Healthcare / Politics

The Dark Cloud Over the Medical Device Tax

The medical device industry currently consists of 8,000+ manufacturers and employs over 400,000 Americans. Over the last seven months, the industry has been subjected to a 2.3% excise tax on all medical device sales – not only profits. The tax has been a primary funding mechanism for the health care overhaul so far. The medical device industry is one of the few net exporters of goods from the US, and because of its success, was and is continued to be targeted to serve as a “piggy bank” for Obamacare.

To more closely illustrate the effect of this tax, let’s consider the sale of a $1,000 piece of medical equipment by “medical device company X.” The medical device was designed and manufactured for $900. As a company, your profit is $100 before the 2.3% excise tax. After this tax on sales ($1000), the federal government receives $23 dollars and the company is left with $77 dollars in profit.

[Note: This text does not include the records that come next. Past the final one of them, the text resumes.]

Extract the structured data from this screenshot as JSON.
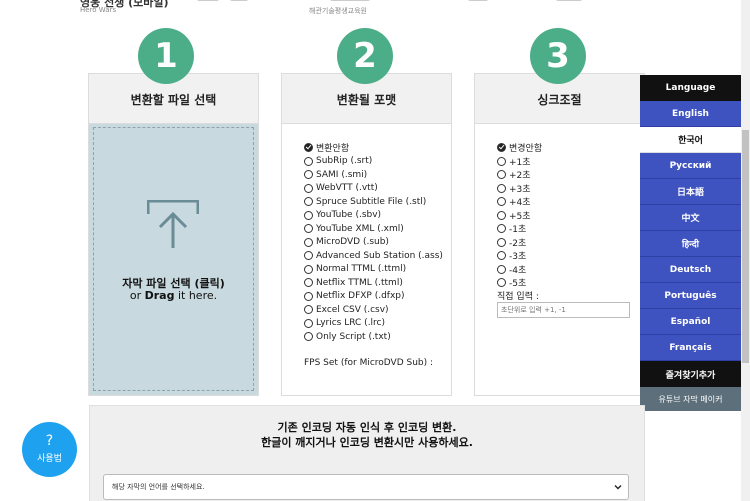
{
  "top_ad": {
    "title": "영웅 전쟁 (모바일)",
    "subtitle_left": "Hero Wars",
    "subtitle_center": "해관기술평생교육원"
  },
  "steps": [
    {
      "number": "1",
      "title": "변환할 파일 선택"
    },
    {
      "number": "2",
      "title": "변환될 포맷"
    },
    {
      "number": "3",
      "title": "싱크조절"
    }
  ],
  "drop_zone": {
    "line1": "자막 파일 선택 (클릭)",
    "line2_prefix": "or ",
    "line2_bold": "Drag",
    "line2_suffix": " it here."
  },
  "formats": [
    "변환안함",
    "SubRip (.srt)",
    "SAMI (.smi)",
    "WebVTT (.vtt)",
    "Spruce Subtitle File (.stl)",
    "YouTube (.sbv)",
    "YouTube XML (.xml)",
    "MicroDVD (.sub)",
    "Advanced Sub Station (.ass)",
    "Normal TTML (.ttml)",
    "Netflix TTML (.ttml)",
    "Netflix DFXP (.dfxp)",
    "Excel CSV (.csv)",
    "Lyrics LRC (.lrc)",
    "Only Script (.txt)"
  ],
  "fps_label": "FPS Set (for MicroDVD Sub) :",
  "sync_options": [
    "변경안함",
    "+1초",
    "+2초",
    "+3초",
    "+4초",
    "+5초",
    "-1초",
    "-2초",
    "-3초",
    "-4초",
    "-5초"
  ],
  "direct_input": {
    "label": "직접 입력 :",
    "placeholder": "초단위로 입력 +1, -1"
  },
  "language_panel": {
    "header": "Language",
    "languages": [
      "English",
      "한국어",
      "Русский",
      "日本語",
      "中文",
      "हिन्दी",
      "Deutsch",
      "Português",
      "Español",
      "Français"
    ],
    "active": "한국어",
    "bookmark": "즐겨찾기추가",
    "youtube_maker": "유튜브 자막 메이커"
  },
  "bottom": {
    "line1": "기존 인코딩 자동 인식 후 인코딩 변환.",
    "line2": "한글이 깨지거나 인코딩 변환시만 사용하세요.",
    "select_value": "해당 자막의 언어를 선택하세요."
  },
  "help_button": {
    "symbol": "?",
    "label": "사용법"
  },
  "colors": {
    "step_green": "#4cae88",
    "lang_blue": "#3e52c0",
    "help_blue": "#1ea2f0",
    "drop_bg": "#c8d9df"
  }
}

This corporate tax scheme is intended to generate a total of over $20 billion dollars in revenue to finance health care reform. If you support Obamacare and despise big business, you think this is great…

But it’s not, and here’s why:

The medical device industry is reeling. The tax has generated over $1.7 billion dollars in revenue for the Obama administration to continue its lackluster implementation of the Affordable Care Act (ACA). Currently, more than 8 out of every 10 companies within the industry are small businesses employing less than 50 people. By instituting this tax, the government is disproportionately targeting and impeding the growth of small business in this sector. The Obama Administration is forcing these companies to make tough decisions by cutting profit margins.

To curb the implications of the device tax, several effects are now evident:

Loss of high paying, largely full-time, American jobs: The decreased profit margins are forcing businesses to cut employees in order to curb operating expenses.

Greater industry consolidation: Smaller medical device companies are consolidating to cut manufacturing and R&D costs, resulting in lesser industry competition and likely higher prices for consumers.

Spending cuts in innovative Research and Development: R&D often costs hundreds of millions of dollars for a single medical device. When the ability to recoup those investments is threatened by this tax, it shifts companies’ focus to reducing production costs of existing devices.

Greater focus in cutting manufacturing costs for existing devices: Opportunity for cheaper labor will likely cause more jobs to shift overseas. This is a primary mechanism by which profit margins can be maintained by these businesses.

Consumer Cost Shift: The ACA, in part, was designed to decrease the steep growth rate of health care costs. The tax, at some level, passes its cost onto the consumer. This cost shift becomes another mechanism by which medical device companies can maintain their profitability.

In my mind, all of these negative consequences outweigh the $20 billion revenue the federal government generates as a result of this tax. The House has already authored a bill calling for the repeal of the medical device tax and garnered more than 255 bipartisan co-sponsors. Of course, it is difficult to find $20 billion dollars of funding from alternate sources of revenue. However, suffocating an entire industry, reducing incentives for innovation, and cutting jobs, is simply not a fair price to pay for quick government revenue to fund Obamacare.